Objective: To characterize mortality in persons diagnosed with primary pulmonary hypertension and to investigate factors associated with survival.
Design: Registry with prospective follow-up.
Setting: Thirty-two clinical centers in the United States participating in the Patient Registry for the Characterization of Primary Pulmonary Hypertension supported by the National Heart, Lung, and Blood Institute.
Patients: Patients (194) diagnosed at clinical centers between 1 July 1981 and 31 December 1985 and followed through 8 August 1988.
Measurements: At diagnosis, measurements of hemodynamic variables, pulmonary function, and gas exchange variables were taken in addition to information on demographic variables, medical history, and life-style. Patients were followed for survival at 6-month intervals.
Main results: The estimated median survival of these patients was 2.8 years (95% Cl, 1.9 to 3.7 years). Estimated single-year survival rates were as follows: at 1 year, 68% (Cl, 61% to 75%); at 3 years, 48% (Cl, 41% to 55%); and at 5 years, 34% (Cl, 24% to 44%). Variables associated with poor survival included a New York Heart Association (NYHA) functional class of III or IV, presence of Raynaud phenomenon, elevated mean right atrial pressure, elevated mean pulmonary artery pressure, decreased cardiac index, and decreased diffusing capacity for carbon monoxide (DLCO). Drug therapy at entry or discharge was not associated with survival duration.

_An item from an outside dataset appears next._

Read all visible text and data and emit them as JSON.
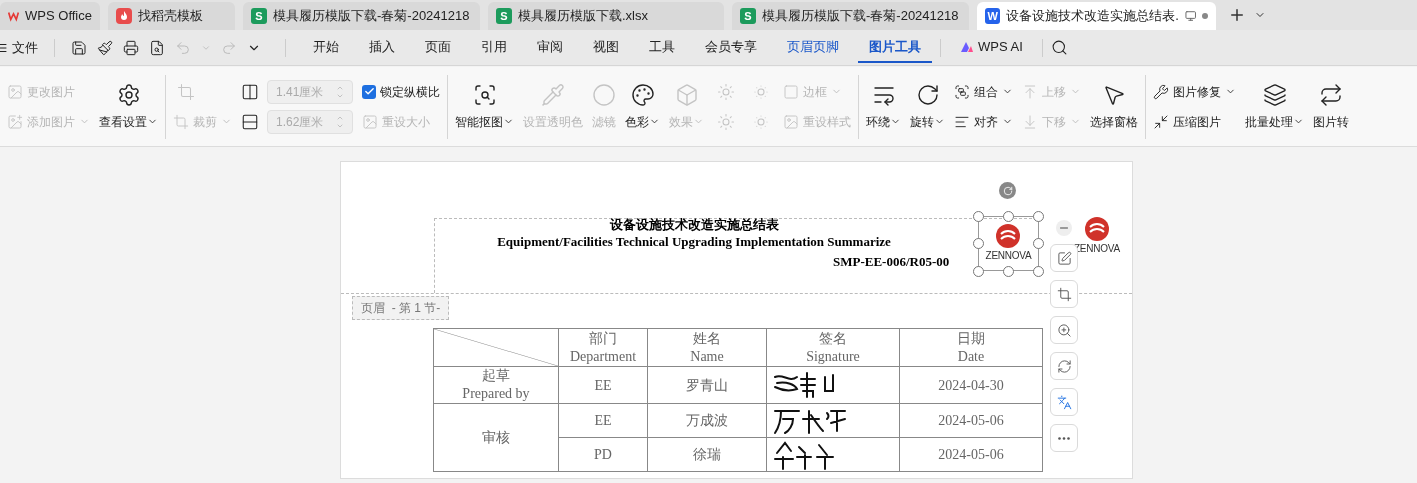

Conclusions: Mortality was most closely associated with right ventricular hemodynamic function and can be characterized by means of an equation using three variables: mean pulmonary artery pressure, mean right atrial pressure, and cardiac index. Such an equation, once validated prospectively, could be used as an adjunct in planning treatment strategies and allocating medical resources.